## What this task involves
Pull every line containing "number" from the data.

(Raw data)

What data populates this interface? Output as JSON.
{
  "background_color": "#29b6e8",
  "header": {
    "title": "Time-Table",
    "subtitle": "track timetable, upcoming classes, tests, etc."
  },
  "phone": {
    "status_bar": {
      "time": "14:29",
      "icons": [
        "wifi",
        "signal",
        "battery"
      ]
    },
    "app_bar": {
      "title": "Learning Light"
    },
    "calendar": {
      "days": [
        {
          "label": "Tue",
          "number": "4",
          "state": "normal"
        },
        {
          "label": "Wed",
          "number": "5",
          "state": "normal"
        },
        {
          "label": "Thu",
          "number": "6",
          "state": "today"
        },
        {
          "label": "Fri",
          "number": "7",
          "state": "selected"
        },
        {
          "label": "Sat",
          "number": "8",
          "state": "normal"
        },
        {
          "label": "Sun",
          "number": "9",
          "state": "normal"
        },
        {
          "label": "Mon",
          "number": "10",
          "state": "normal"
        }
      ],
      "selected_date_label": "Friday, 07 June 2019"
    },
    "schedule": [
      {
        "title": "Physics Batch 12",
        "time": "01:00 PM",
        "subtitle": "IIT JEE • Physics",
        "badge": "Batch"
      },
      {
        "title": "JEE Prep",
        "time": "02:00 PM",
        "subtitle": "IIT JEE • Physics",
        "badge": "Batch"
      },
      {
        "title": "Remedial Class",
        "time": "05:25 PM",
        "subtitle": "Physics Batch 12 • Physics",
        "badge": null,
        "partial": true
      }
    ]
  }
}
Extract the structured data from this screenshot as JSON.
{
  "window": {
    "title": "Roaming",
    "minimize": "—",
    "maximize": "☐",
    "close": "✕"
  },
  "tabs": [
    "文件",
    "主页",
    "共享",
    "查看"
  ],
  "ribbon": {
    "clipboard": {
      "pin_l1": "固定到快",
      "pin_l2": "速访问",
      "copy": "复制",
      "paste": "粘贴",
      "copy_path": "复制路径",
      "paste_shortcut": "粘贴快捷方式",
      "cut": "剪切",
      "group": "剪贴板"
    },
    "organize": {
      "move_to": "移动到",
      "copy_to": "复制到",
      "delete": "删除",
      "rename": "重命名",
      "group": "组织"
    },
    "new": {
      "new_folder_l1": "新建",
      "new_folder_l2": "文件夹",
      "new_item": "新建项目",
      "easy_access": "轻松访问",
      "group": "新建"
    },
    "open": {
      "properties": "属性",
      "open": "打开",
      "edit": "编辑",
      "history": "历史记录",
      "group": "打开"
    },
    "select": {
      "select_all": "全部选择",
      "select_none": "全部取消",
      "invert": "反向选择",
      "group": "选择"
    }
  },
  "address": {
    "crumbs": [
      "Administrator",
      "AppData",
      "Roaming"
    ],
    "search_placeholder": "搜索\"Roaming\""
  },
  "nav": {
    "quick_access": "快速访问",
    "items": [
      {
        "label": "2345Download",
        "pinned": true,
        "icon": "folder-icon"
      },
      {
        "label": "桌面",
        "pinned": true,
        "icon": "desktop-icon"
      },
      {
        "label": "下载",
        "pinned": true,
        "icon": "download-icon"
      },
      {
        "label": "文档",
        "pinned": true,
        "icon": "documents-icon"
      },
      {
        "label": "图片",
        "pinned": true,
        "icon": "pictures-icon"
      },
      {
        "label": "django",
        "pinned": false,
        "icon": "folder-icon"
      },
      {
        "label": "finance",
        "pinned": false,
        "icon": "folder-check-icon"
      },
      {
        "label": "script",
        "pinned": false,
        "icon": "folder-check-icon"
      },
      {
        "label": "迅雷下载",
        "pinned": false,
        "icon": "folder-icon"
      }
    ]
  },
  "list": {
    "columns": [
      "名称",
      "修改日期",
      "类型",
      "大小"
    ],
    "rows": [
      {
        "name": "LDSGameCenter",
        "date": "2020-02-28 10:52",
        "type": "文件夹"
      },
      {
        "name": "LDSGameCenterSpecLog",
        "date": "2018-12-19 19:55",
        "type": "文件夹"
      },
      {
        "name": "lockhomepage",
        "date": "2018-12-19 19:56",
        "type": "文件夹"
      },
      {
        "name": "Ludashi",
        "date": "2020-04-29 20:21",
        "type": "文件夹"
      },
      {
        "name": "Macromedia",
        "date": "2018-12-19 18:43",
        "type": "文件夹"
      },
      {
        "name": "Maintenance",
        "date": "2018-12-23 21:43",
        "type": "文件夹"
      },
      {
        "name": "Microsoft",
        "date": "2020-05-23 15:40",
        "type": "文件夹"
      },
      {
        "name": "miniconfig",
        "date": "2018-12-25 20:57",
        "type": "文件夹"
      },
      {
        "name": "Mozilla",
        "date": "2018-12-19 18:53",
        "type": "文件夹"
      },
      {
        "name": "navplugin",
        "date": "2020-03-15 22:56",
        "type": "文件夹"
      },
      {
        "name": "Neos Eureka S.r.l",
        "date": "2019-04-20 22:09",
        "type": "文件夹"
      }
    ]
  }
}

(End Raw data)

## Your response
          "number": "4",
          "number": "5",
          "number": "6",
          "number": "7",
          "number": "8",
          "number": "9",
          "number": "10",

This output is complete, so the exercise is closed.